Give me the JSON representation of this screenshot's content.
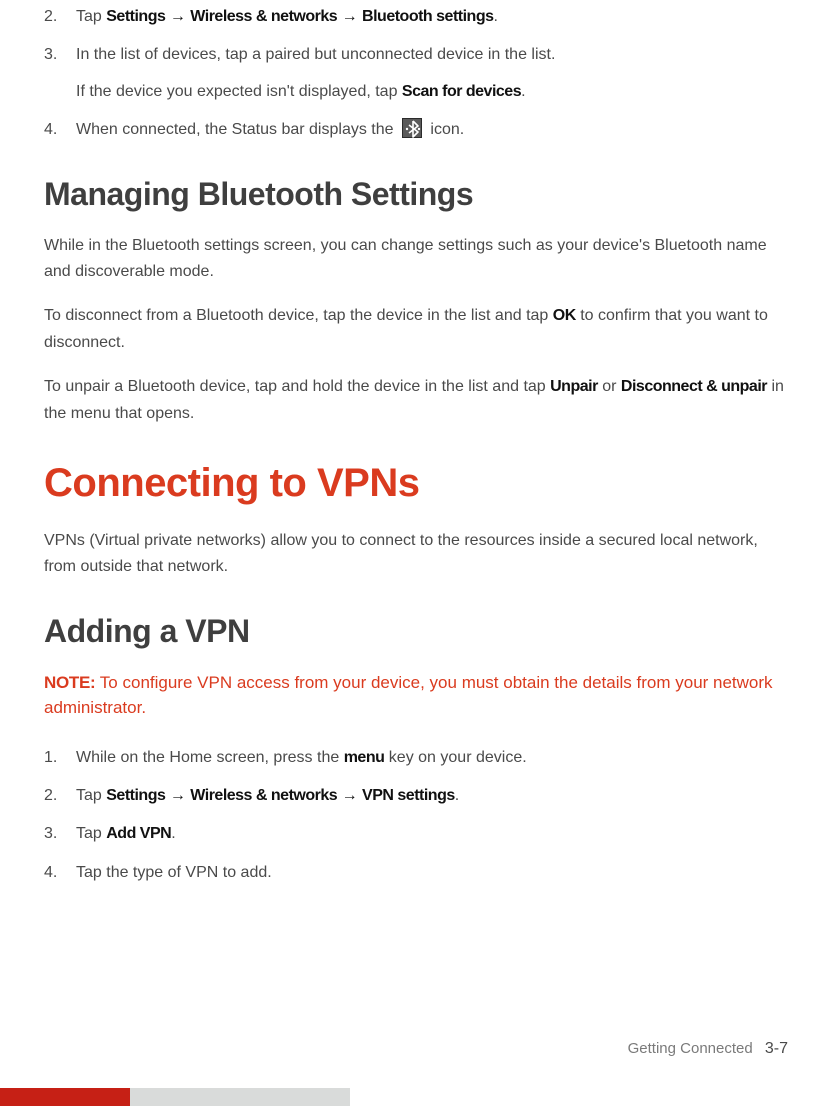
{
  "list_top": {
    "i2_num": "2.",
    "i2_pre": "Tap ",
    "i2_p1": "Settings",
    "i2_p2": "Wireless & networks",
    "i2_p3": "Bluetooth settings",
    "i2_suf": ".",
    "i3_num": "3.",
    "i3_line1": "In the list of devices, tap a paired but unconnected device in the list.",
    "i3_line2_pre": "If the device you expected isn't displayed, tap ",
    "i3_line2_bold": "Scan for devices",
    "i3_line2_suf": ".",
    "i4_num": "4.",
    "i4_pre": "When connected, the Status bar displays the ",
    "i4_suf": " icon."
  },
  "h_manage": "Managing Bluetooth Settings",
  "p_manage1": "While in the Bluetooth settings screen, you can change settings such as your device's Bluetooth name and discoverable mode.",
  "p_manage2_pre": "To disconnect from a Bluetooth device, tap the device in the list and tap ",
  "p_manage2_b": "OK",
  "p_manage2_suf": " to confirm that you want to disconnect.",
  "p_manage3_pre": "To unpair a Bluetooth device, tap and hold the device in the list and tap ",
  "p_manage3_b1": "Unpair",
  "p_manage3_mid": " or ",
  "p_manage3_b2": "Disconnect & unpair",
  "p_manage3_suf": " in the menu that opens.",
  "h_vpn": "Connecting to VPNs",
  "p_vpn1": "VPNs (Virtual private networks) allow you to connect to the resources inside a secured local network, from outside that network.",
  "h_addvpn": "Adding a VPN",
  "note_label": "NOTE:",
  "note_text": " To configure VPN access from your device, you must obtain the details from your network administrator.",
  "list_vpn": {
    "i1_num": "1.",
    "i1_pre": "While on the Home screen, press the ",
    "i1_b": "menu",
    "i1_suf": " key on your device.",
    "i2_num": "2.",
    "i2_pre": "Tap ",
    "i2_p1": "Settings",
    "i2_p2": "Wireless & networks",
    "i2_p3": "VPN settings",
    "i2_suf": ".",
    "i3_num": "3.",
    "i3_pre": "Tap ",
    "i3_b": "Add VPN",
    "i3_suf": ".",
    "i4_num": "4.",
    "i4_text": "Tap the type of VPN to add."
  },
  "footer_section": "Getting Connected",
  "footer_page": "3-7",
  "arrow": "→"
}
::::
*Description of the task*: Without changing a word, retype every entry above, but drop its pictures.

*Task answer*:
Give me the JSON representation of this screenshot's content.
{
  "list_top": {
    "i2_num": "2.",
    "i2_pre": "Tap ",
    "i2_p1": "Settings",
    "i2_p2": "Wireless & networks",
    "i2_p3": "Bluetooth settings",
    "i2_suf": ".",
    "i3_num": "3.",
    "i3_line1": "In the list of devices, tap a paired but unconnected device in the list.",
    "i3_line2_pre": "If the device you expected isn't displayed, tap ",
    "i3_line2_bold": "Scan for devices",
    "i3_line2_suf": ".",
    "i4_num": "4.",
    "i4_pre": "When connected, the Status bar displays the ",
    "i4_suf": " icon."
  },
  "h_manage": "Managing Bluetooth Settings",
  "p_manage1": "While in the Bluetooth settings screen, you can change settings such as your device's Bluetooth name and discoverable mode.",
  "p_manage2_pre": "To disconnect from a Bluetooth device, tap the device in the list and tap ",
  "p_manage2_b": "OK",
  "p_manage2_suf": " to confirm that you want to disconnect.",
  "p_manage3_pre": "To unpair a Bluetooth device, tap and hold the device in the list and tap ",
  "p_manage3_b1": "Unpair",
  "p_manage3_mid": " or ",
  "p_manage3_b2": "Disconnect & unpair",
  "p_manage3_suf": " in the menu that opens.",
  "h_vpn": "Connecting to VPNs",
  "p_vpn1": "VPNs (Virtual private networks) allow you to connect to the resources inside a secured local network, from outside that network.",
  "h_addvpn": "Adding a VPN",
  "note_label": "NOTE:",
  "note_text": " To configure VPN access from your device, you must obtain the details from your network administrator.",
  "list_vpn": {
    "i1_num": "1.",
    "i1_pre": "While on the Home screen, press the ",
    "i1_b": "menu",
    "i1_suf": " key on your device.",
    "i2_num": "2.",
    "i2_pre": "Tap ",
    "i2_p1": "Settings",
    "i2_p2": "Wireless & networks",
    "i2_p3": "VPN settings",
    "i2_suf": ".",
    "i3_num": "3.",
    "i3_pre": "Tap ",
    "i3_b": "Add VPN",
    "i3_suf": ".",
    "i4_num": "4.",
    "i4_text": "Tap the type of VPN to add."
  },
  "footer_section": "Getting Connected",
  "footer_page": "3-7",
  "arrow": "→"
}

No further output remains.